[Items from an interface collection]
++++++

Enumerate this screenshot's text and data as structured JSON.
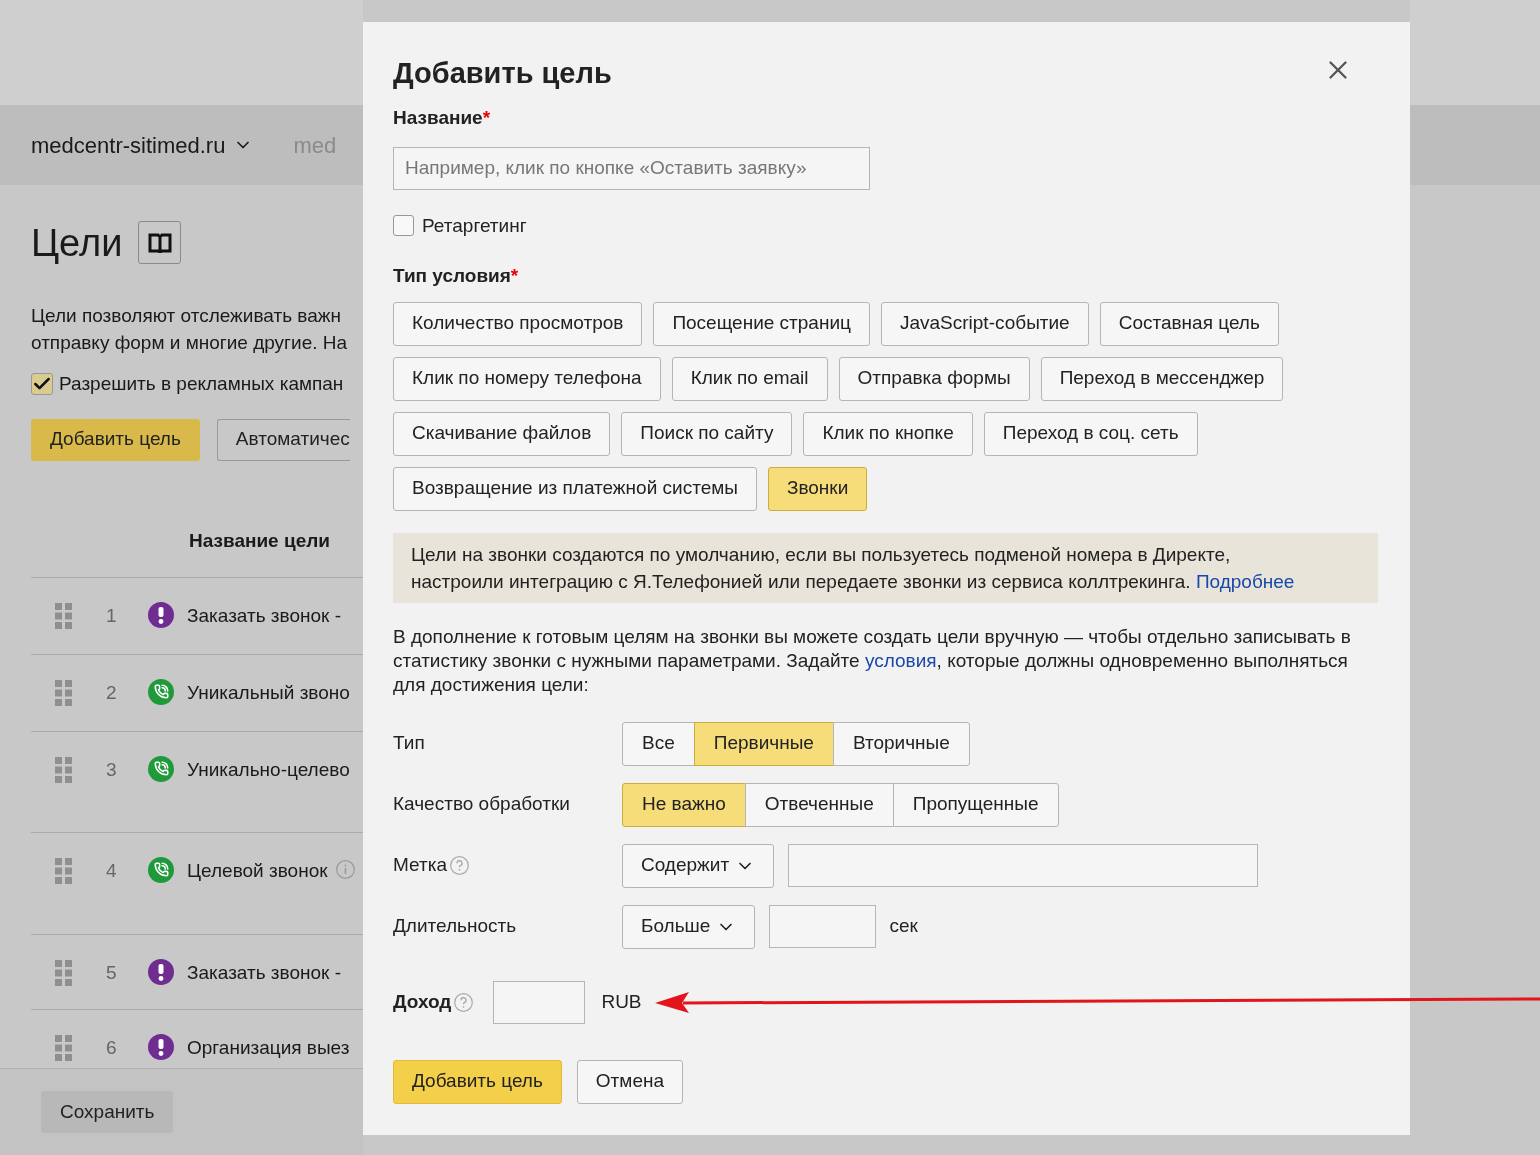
{
  "site_header": {
    "site": "medcentr-sitimed.ru",
    "site_2": "med"
  },
  "page": {
    "title": "Цели",
    "description": [
      "Цели позволяют отслеживать важн",
      "отправку форм и многие другие. На"
    ],
    "allow_checkbox": {
      "label": "Разрешить в рекламных кампан",
      "checked": true
    },
    "add_button": "Добавить цель",
    "auto_button": "Автоматичес",
    "column_header": "Название цели",
    "goals": [
      {
        "number": "1",
        "kind": "alert",
        "name": "Заказать звонок -"
      },
      {
        "number": "2",
        "kind": "call",
        "name": "Уникальный звоно"
      },
      {
        "number": "3",
        "kind": "call",
        "name": "Уникально-целево"
      },
      {
        "number": "4",
        "kind": "call",
        "name": "Целевой звонок",
        "info": true
      },
      {
        "number": "5",
        "kind": "alert",
        "name": "Заказать звонок -"
      },
      {
        "number": "6",
        "kind": "alert",
        "name": "Организация выез"
      }
    ],
    "save_button": "Сохранить"
  },
  "dialog": {
    "title": "Добавить цель",
    "name_label": "Название",
    "name_required": "*",
    "name_placeholder": "Например, клик по кнопке «Оставить заявку»",
    "retargeting": {
      "label": "Ретаргетинг",
      "checked": false
    },
    "condition_label": "Тип условия",
    "condition_required": "*",
    "condition_types": [
      [
        {
          "label": "Количество просмотров",
          "selected": false
        },
        {
          "label": "Посещение страниц",
          "selected": false
        },
        {
          "label": "JavaScript-событие",
          "selected": false
        },
        {
          "label": "Составная цель",
          "selected": false
        }
      ],
      [
        {
          "label": "Клик по номеру телефона",
          "selected": false
        },
        {
          "label": "Клик по email",
          "selected": false
        },
        {
          "label": "Отправка формы",
          "selected": false
        },
        {
          "label": "Переход в мессенджер",
          "selected": false
        }
      ],
      [
        {
          "label": "Скачивание файлов",
          "selected": false
        },
        {
          "label": "Поиск по сайту",
          "selected": false
        },
        {
          "label": "Клик по кнопке",
          "selected": false
        },
        {
          "label": "Переход в соц. сеть",
          "selected": false
        }
      ],
      [
        {
          "label": "Возвращение из платежной системы",
          "selected": false
        },
        {
          "label": "Звонки",
          "selected": true
        }
      ]
    ],
    "info": {
      "text": "Цели на звонки создаются по умолчанию, если вы пользуетесь подменой номера в Директе, настроили интеграцию с Я.Телефонией или передаете звонки из сервиса коллтрекинга.",
      "link": "Подробнее"
    },
    "manual": {
      "before": "В дополнение к готовым целям на звонки вы можете создать цели вручную — чтобы отдельно записывать в статистику звонки с нужными параметрами. Задайте",
      "link": "условия",
      "after": ", которые должны одновременно выполняться для достижения цели:"
    },
    "call_type": {
      "label": "Тип",
      "options": [
        {
          "label": "Все",
          "selected": false
        },
        {
          "label": "Первичные",
          "selected": true
        },
        {
          "label": "Вторичные",
          "selected": false
        }
      ]
    },
    "quality": {
      "label": "Качество обработки",
      "options": [
        {
          "label": "Не важно",
          "selected": true
        },
        {
          "label": "Отвеченные",
          "selected": false
        },
        {
          "label": "Пропущенные",
          "selected": false
        }
      ]
    },
    "tag": {
      "label": "Метка",
      "operator": "Содержит"
    },
    "duration": {
      "label": "Длительность",
      "operator": "Больше",
      "unit": "сек"
    },
    "revenue": {
      "label": "Доход",
      "currency": "RUB"
    },
    "submit_button": "Добавить цель",
    "cancel_button": "Отмена"
  }
}
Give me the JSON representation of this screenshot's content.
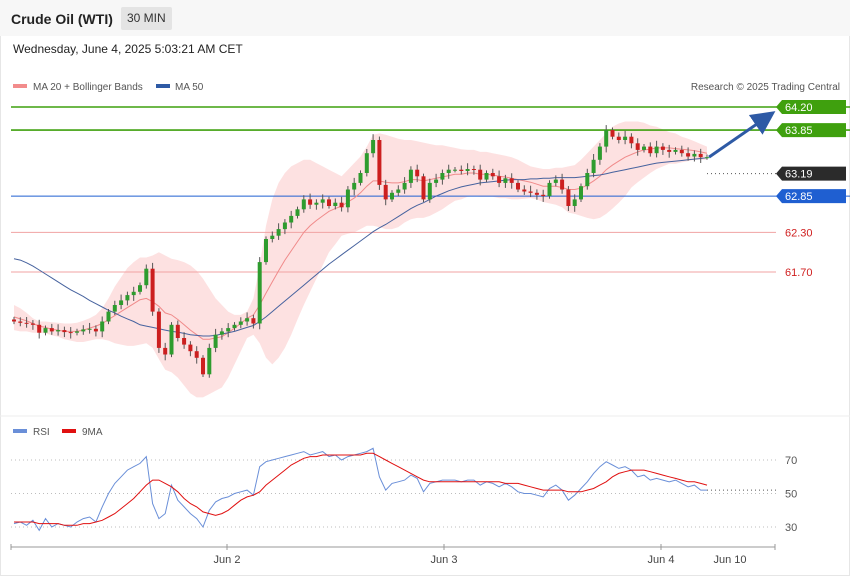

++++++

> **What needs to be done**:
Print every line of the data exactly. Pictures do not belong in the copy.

> **Reply to the exercise**:
Enumerate this screenshot's text and data as structured JSON.
{
  "site_header": {
    "site": "medcentr-sitimed.ru",
    "site_2": "med"
  },
  "page": {
    "title": "Цели",
    "description": [
      "Цели позволяют отслеживать важн",
      "отправку форм и многие другие. На"
    ],
    "allow_checkbox": {
      "label": "Разрешить в рекламных кампан",
      "checked": true
    },
    "add_button": "Добавить цель",
    "auto_button": "Автоматичес",
    "column_header": "Название цели",
    "goals": [
      {
        "number": "1",
        "kind": "alert",
        "name": "Заказать звонок -"
      },
      {
        "number": "2",
        "kind": "call",
        "name": "Уникальный звоно"
      },
      {
        "number": "3",
        "kind": "call",
        "name": "Уникально-целево"
      },
      {
        "number": "4",
        "kind": "call",
        "name": "Целевой звонок",
        "info": true
      },
      {
        "number": "5",
        "kind": "alert",
        "name": "Заказать звонок -"
      },
      {
        "number": "6",
        "kind": "alert",
        "name": "Организация выез"
      }
    ],
    "save_button": "Сохранить"
  },
  "dialog": {
    "title": "Добавить цель",
    "name_label": "Название",
    "name_required": "*",
    "name_placeholder": "Например, клик по кнопке «Оставить заявку»",
    "retargeting": {
      "label": "Ретаргетинг",
      "checked": false
    },
    "condition_label": "Тип условия",
    "condition_required": "*",
    "condition_types": [
      [
        {
          "label": "Количество просмотров",
          "selected": false
        },
        {
          "label": "Посещение страниц",
          "selected": false
        },
        {
          "label": "JavaScript-событие",
          "selected": false
        },
        {
          "label": "Составная цель",
          "selected": false
        }
      ],
      [
        {
          "label": "Клик по номеру телефона",
          "selected": false
        },
        {
          "label": "Клик по email",
          "selected": false
        },
        {
          "label": "Отправка формы",
          "selected": false
        },
        {
          "label": "Переход в мессенджер",
          "selected": false
        }
      ],
      [
        {
          "label": "Скачивание файлов",
          "selected": false
        },
        {
          "label": "Поиск по сайту",
          "selected": false
        },
        {
          "label": "Клик по кнопке",
          "selected": false
        },
        {
          "label": "Переход в соц. сеть",
          "selected": false
        }
      ],
      [
        {
          "label": "Возвращение из платежной системы",
          "selected": false
        },
        {
          "label": "Звонки",
          "selected": true
        }
      ]
    ],
    "info": {
      "text": "Цели на звонки создаются по умолчанию, если вы пользуетесь подменой номера в Директе, настроили интеграцию с Я.Телефонией или передаете звонки из сервиса коллтрекинга.",
      "link": "Подробнее"
    },
    "manual": {
      "before": "В дополнение к готовым целям на звонки вы можете создать цели вручную — чтобы отдельно записывать в статистику звонки с нужными параметрами. Задайте",
      "link": "условия",
      "after": ", которые должны одновременно выполняться для достижения цели:"
    },
    "call_type": {
      "label": "Тип",
      "options": [
        {
          "label": "Все",
          "selected": false
        },
        {
          "label": "Первичные",
          "selected": true
        },
        {
          "label": "Вторичные",
          "selected": false
        }
      ]
    },
    "quality": {
      "label": "Качество обработки",
      "options": [
        {
          "label": "Не важно",
          "selected": true
        },
        {
          "label": "Отвеченные",
          "selected": false
        },
        {
          "label": "Пропущенные",
          "selected": false
        }
      ]
    },
    "tag": {
      "label": "Метка",
      "operator": "Содержит"
    },
    "duration": {
      "label": "Длительность",
      "operator": "Больше",
      "unit": "сек"
    },
    "revenue": {
      "label": "Доход",
      "currency": "RUB"
    },
    "submit_button": "Добавить цель",
    "cancel_button": "Отмена"
  }
}
Give me the JSON representation of this screenshot's content.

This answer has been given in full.